HONG KONG: Middle-class and affluent consumers (MAC) in smaller Chinese cities plan to spend more on products compared to last year while consumers in larger cities remain more cautious and selective, a new report has said.

Based on responses from 1,000 people in 12 cities, the Boston Consulting Group (BCG) found overall Chinese consumer sentiment has improved since last year, but it rose the most in lower-tier cities.

"Last year was the first time in recent history that more Chinese consumers wanted to cut spending than to increase it. This year, the balance has shifted back," said Youchi Kuo, an expert principal at BCG and a co-author of the report.

"The number of consumers who plan to spend more money in the coming year exceeds the number who plan to spend less," she said.

BCG found sentiment between the smaller and larger cities to be widening, China Daily reported – the percentage of MAC respondents in big cities who plan to spend more over the next 12 months has fallen to 28% from 31% last year and 35% in 2012.

By contrast, the percentage of MAC consumers in smaller cities who plan to spend more has grown to more than a third (34%) compared to just 26% last year.

It appears that the more stressful lifestyle of big city residents is responsible for the difference, as the survey uncovered that they have more anxiety about the future and more concerns about job security.

Although big city MACs have become more cautious and selective about their spending intentions, they are willing to spend more than before on high-priority categories, the report said.

However, they are no longer interested in trading up in non-essential categories, such as packaged food, beverages or entertainment.

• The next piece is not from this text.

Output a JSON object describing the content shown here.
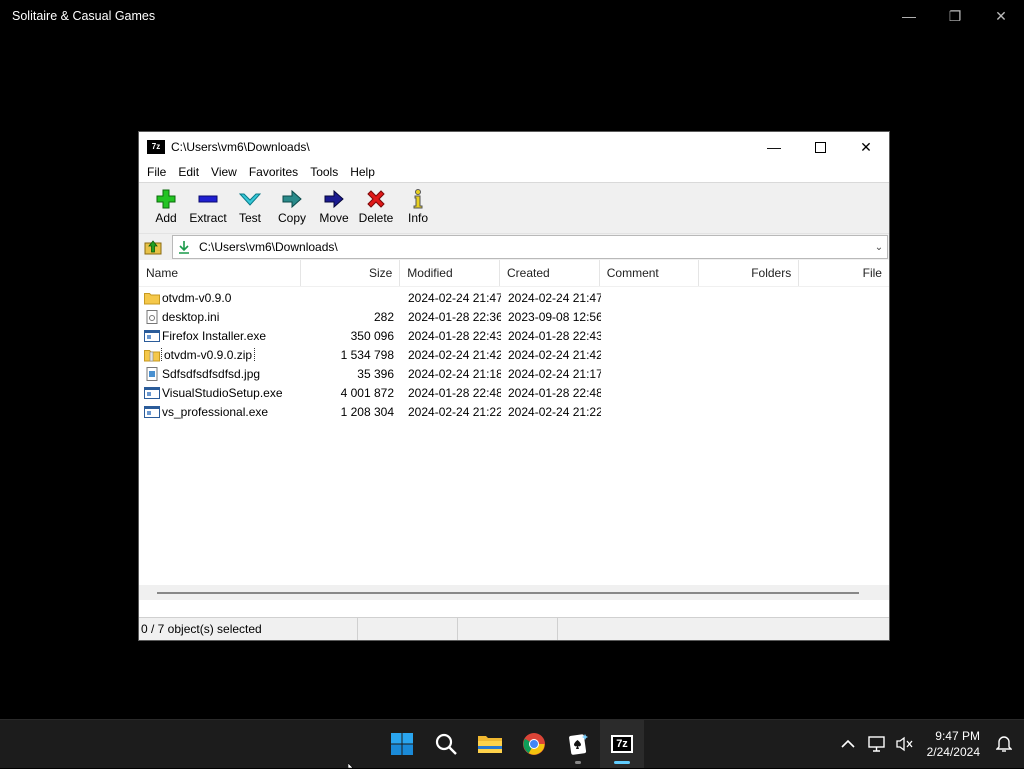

There is also strong demand in the large cities for lifestyle categories, such as baby products, fresh produce, cars, home renovation and tourism, BCG added.

Data sourced from BCG, China Daily; additional content by Warc